> _What is required_
In the data below, give the number of lines that contain the word "this". Nothing else is needed.

> _Records to process_
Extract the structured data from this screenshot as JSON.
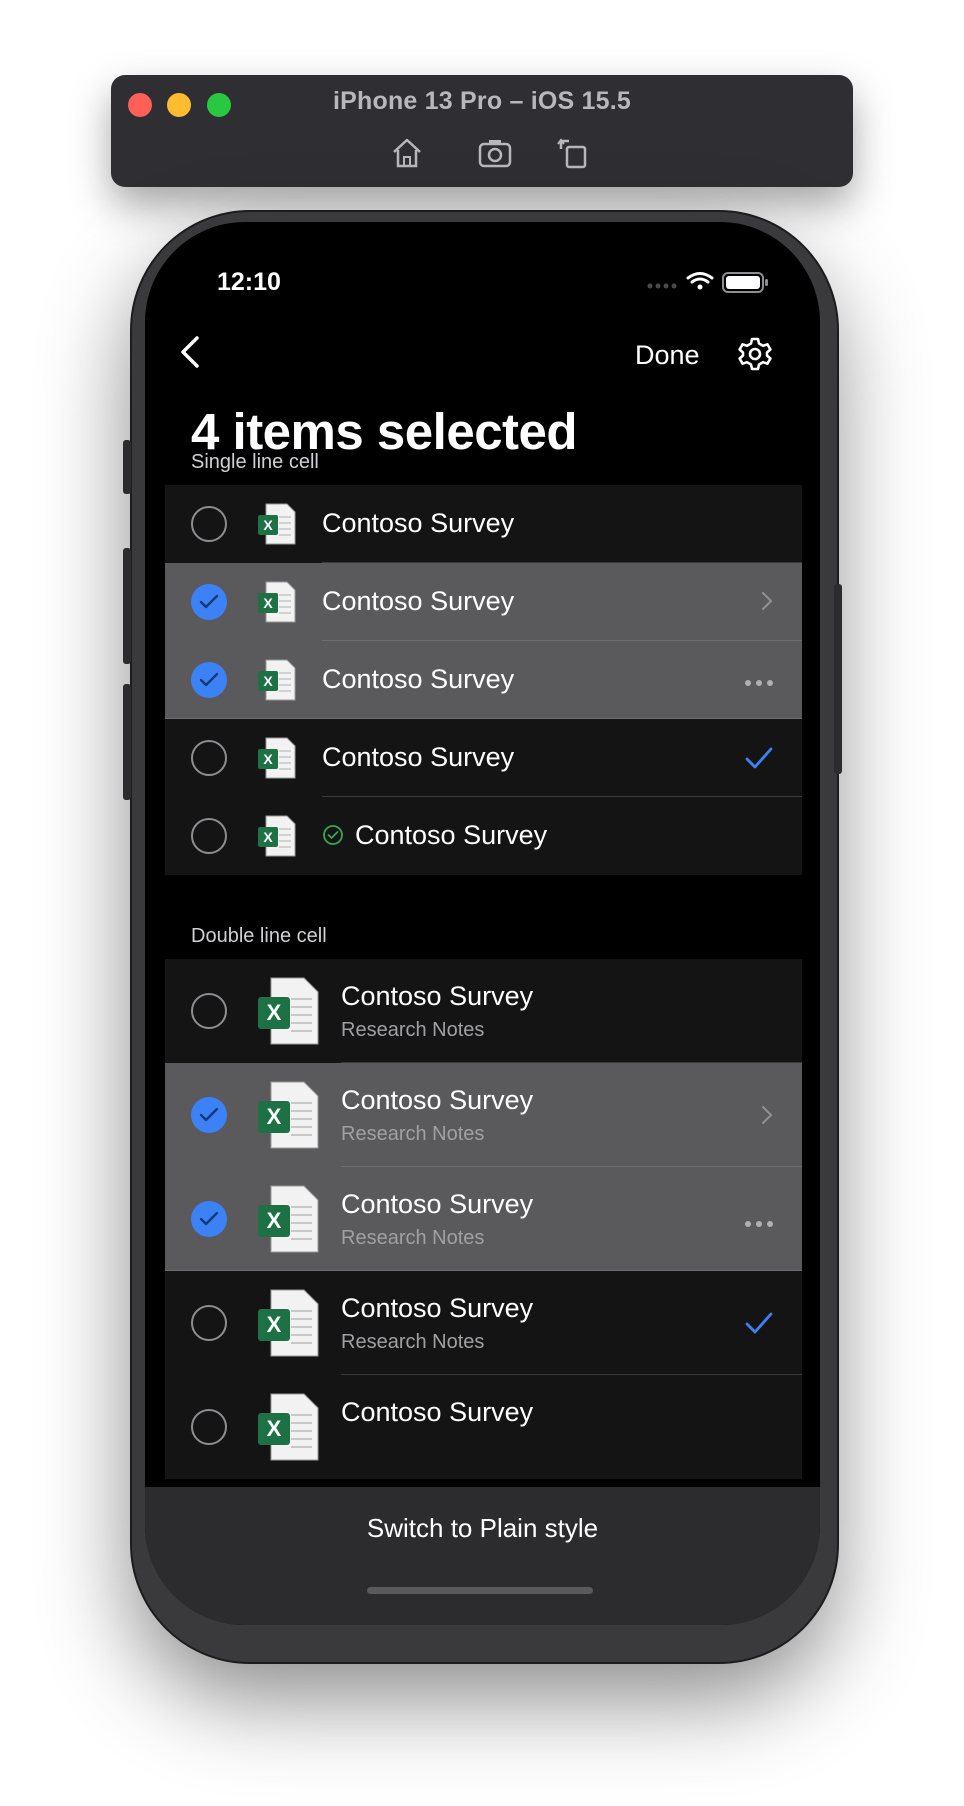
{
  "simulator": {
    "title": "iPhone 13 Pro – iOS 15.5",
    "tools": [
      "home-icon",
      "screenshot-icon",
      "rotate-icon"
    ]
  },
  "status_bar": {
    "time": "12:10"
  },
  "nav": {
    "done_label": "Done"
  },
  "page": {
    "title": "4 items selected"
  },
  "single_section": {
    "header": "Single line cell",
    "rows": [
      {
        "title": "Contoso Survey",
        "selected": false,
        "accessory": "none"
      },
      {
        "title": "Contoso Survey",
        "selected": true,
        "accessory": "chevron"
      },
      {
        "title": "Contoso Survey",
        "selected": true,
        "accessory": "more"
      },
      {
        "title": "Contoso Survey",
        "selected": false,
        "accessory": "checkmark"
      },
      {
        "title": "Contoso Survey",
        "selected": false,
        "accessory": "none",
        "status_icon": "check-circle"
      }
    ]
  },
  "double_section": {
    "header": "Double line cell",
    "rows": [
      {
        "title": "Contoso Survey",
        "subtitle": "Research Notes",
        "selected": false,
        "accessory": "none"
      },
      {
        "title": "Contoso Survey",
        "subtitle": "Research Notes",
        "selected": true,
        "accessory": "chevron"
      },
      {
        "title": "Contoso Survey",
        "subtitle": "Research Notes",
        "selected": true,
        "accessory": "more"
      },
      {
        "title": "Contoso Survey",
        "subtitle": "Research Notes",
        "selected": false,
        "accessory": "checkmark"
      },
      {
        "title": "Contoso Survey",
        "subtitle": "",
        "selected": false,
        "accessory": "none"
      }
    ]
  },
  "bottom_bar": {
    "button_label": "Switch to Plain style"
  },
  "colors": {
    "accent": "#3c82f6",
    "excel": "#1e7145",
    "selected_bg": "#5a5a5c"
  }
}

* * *

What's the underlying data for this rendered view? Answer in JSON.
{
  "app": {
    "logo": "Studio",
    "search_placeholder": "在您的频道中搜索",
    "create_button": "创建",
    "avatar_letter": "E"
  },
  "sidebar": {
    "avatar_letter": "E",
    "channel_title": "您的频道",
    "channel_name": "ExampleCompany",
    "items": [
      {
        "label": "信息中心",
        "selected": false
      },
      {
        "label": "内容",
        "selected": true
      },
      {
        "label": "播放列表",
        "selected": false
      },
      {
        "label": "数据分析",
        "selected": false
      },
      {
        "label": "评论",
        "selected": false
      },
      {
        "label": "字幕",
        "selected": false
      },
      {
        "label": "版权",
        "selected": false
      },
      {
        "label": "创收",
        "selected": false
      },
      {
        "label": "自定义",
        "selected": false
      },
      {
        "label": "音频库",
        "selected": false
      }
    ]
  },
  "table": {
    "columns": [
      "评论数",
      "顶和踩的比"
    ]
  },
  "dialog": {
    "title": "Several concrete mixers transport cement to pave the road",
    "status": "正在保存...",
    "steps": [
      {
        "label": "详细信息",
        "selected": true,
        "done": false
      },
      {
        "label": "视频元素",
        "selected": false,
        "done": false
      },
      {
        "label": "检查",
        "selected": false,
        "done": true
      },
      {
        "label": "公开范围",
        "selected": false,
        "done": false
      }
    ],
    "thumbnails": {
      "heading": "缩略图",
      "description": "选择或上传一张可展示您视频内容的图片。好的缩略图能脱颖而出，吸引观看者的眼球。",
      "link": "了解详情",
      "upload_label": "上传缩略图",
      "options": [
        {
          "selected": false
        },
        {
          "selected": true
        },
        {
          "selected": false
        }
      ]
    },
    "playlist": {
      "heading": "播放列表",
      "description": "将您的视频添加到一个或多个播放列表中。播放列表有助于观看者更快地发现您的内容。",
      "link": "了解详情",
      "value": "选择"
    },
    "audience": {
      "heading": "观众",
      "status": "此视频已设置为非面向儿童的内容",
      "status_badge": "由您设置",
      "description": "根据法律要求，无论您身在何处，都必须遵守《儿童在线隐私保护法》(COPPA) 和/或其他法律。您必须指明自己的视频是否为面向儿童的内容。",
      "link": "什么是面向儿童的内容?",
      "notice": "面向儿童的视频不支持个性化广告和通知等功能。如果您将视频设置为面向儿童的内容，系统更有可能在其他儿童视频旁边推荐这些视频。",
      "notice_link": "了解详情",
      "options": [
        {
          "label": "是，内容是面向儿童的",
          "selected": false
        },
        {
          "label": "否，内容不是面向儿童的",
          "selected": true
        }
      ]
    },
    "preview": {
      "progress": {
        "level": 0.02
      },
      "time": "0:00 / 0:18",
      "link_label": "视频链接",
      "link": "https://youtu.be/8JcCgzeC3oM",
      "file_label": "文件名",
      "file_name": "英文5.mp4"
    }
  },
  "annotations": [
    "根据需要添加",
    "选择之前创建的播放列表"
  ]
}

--

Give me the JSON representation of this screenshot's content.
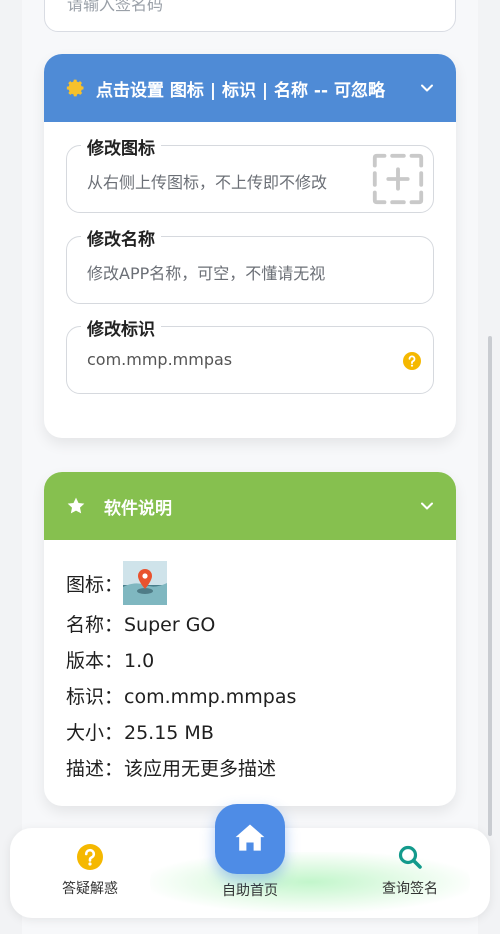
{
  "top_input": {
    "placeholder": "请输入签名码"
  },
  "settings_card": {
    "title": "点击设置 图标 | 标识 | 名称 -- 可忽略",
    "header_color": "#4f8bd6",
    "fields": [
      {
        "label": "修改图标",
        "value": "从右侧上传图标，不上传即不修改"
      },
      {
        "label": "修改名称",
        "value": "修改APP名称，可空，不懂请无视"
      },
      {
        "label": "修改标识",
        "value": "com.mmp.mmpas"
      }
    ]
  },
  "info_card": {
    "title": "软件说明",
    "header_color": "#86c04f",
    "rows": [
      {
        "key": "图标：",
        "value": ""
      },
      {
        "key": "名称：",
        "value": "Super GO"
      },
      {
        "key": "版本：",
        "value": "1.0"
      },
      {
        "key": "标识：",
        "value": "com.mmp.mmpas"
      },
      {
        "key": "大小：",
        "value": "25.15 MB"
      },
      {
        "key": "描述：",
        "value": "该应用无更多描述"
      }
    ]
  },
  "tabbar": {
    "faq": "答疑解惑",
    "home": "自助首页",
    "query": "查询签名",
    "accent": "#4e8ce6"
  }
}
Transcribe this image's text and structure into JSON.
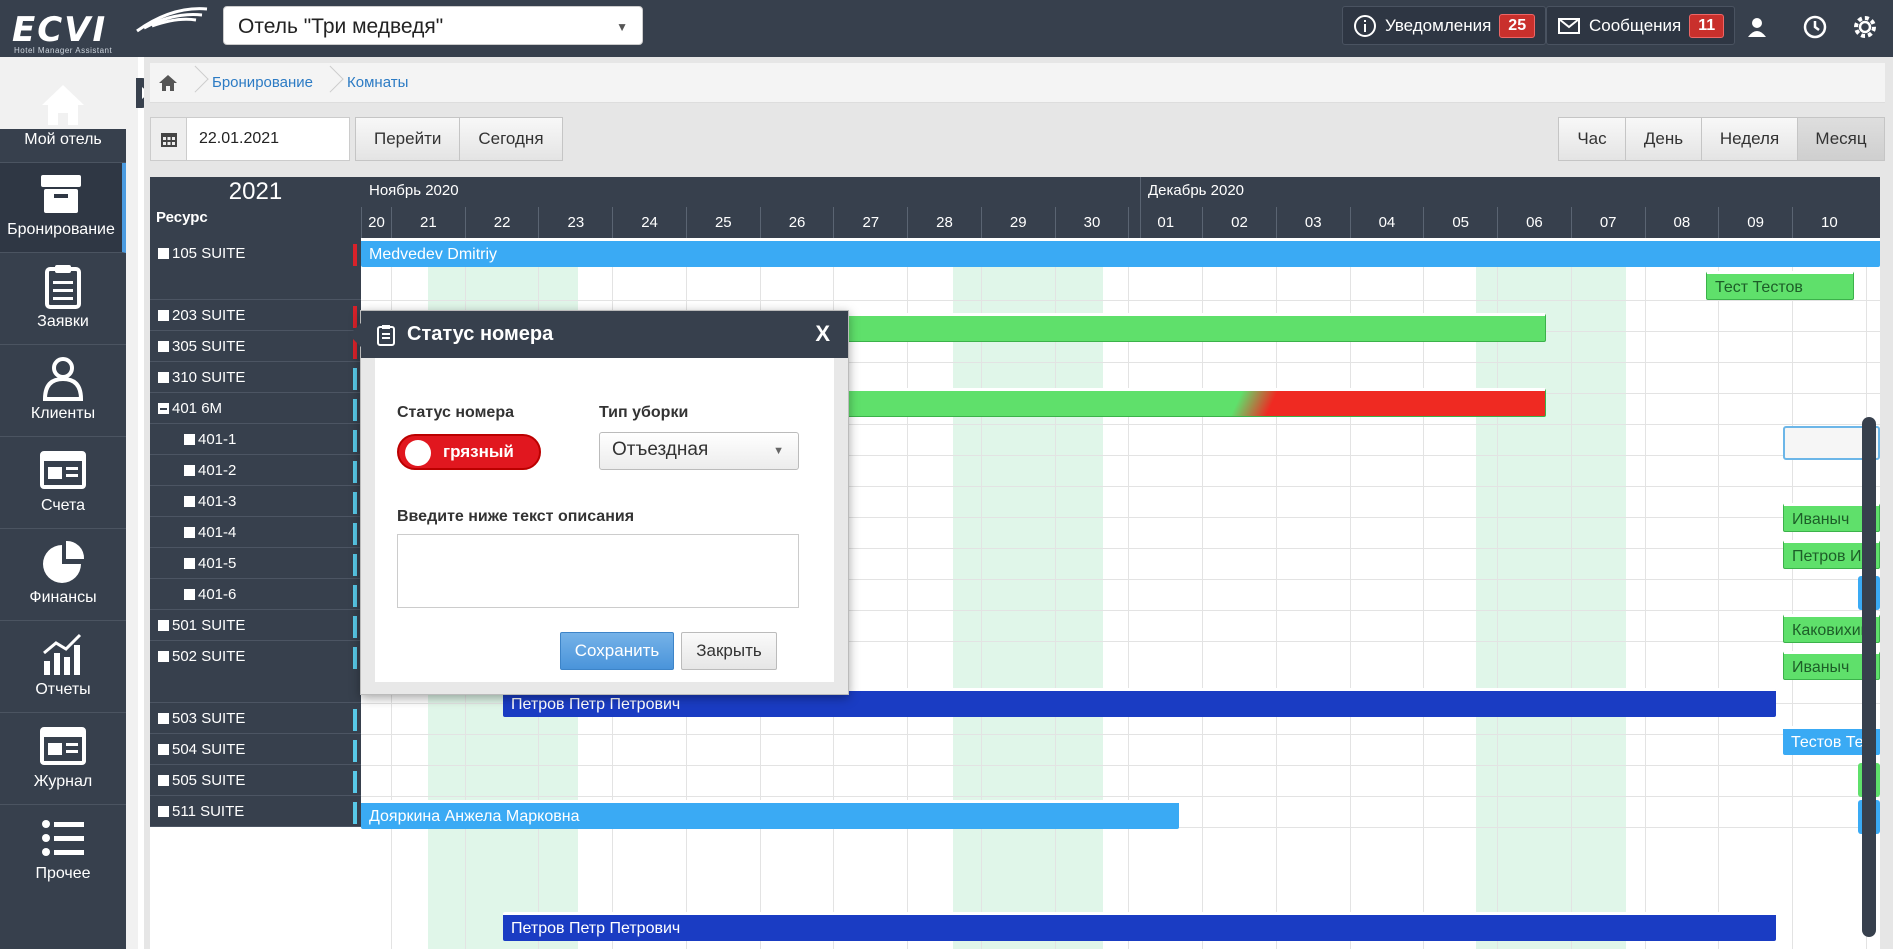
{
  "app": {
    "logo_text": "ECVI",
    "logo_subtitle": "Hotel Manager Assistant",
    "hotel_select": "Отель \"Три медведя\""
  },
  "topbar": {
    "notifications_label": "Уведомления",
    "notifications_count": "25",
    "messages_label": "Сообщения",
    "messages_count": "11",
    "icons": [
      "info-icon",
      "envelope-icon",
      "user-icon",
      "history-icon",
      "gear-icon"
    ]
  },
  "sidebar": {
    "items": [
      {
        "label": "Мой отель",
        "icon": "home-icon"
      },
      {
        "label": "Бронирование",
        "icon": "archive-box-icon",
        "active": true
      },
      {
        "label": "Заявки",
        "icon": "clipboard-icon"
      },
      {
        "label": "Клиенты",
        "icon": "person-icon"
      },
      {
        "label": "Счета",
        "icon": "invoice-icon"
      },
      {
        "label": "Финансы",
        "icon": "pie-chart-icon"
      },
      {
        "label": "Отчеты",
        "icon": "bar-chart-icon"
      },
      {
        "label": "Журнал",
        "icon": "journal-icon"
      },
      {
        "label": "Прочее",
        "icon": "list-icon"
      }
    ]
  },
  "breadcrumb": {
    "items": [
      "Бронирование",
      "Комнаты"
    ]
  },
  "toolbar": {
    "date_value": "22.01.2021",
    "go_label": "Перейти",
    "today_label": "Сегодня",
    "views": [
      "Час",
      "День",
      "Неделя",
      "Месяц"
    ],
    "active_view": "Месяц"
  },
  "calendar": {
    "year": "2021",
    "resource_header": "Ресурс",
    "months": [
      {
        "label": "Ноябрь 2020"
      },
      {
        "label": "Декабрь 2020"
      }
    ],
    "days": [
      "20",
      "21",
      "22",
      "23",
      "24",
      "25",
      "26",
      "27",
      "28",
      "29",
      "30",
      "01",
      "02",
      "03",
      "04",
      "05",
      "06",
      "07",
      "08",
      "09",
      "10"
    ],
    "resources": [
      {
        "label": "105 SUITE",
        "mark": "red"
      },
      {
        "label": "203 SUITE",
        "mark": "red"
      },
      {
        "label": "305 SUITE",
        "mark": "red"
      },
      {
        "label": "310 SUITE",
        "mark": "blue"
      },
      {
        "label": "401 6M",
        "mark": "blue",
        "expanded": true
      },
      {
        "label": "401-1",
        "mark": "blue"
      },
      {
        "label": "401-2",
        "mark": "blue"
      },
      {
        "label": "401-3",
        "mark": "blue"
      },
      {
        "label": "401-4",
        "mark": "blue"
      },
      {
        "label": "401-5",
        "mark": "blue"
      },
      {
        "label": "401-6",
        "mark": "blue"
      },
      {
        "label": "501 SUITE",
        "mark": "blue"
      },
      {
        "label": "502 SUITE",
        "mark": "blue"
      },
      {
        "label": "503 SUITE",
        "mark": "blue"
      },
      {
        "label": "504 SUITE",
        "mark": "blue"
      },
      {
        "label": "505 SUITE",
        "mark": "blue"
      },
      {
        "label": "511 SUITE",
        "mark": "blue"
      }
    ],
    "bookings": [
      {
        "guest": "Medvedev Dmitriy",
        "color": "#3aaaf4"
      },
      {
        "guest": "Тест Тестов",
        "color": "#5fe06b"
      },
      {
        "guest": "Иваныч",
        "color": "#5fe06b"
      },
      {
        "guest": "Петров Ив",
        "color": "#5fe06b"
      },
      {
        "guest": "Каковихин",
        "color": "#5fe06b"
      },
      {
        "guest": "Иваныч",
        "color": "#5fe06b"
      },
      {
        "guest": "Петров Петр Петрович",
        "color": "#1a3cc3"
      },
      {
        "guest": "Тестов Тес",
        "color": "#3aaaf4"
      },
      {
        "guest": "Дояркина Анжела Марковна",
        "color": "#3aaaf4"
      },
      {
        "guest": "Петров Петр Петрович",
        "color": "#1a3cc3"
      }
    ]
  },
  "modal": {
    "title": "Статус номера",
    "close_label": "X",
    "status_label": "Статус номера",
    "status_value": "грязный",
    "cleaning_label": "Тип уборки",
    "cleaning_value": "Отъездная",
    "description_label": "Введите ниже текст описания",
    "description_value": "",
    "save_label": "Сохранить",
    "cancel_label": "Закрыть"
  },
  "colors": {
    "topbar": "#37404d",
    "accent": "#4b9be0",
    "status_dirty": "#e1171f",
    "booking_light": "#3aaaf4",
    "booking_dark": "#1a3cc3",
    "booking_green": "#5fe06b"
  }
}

> _Solved exercise_
4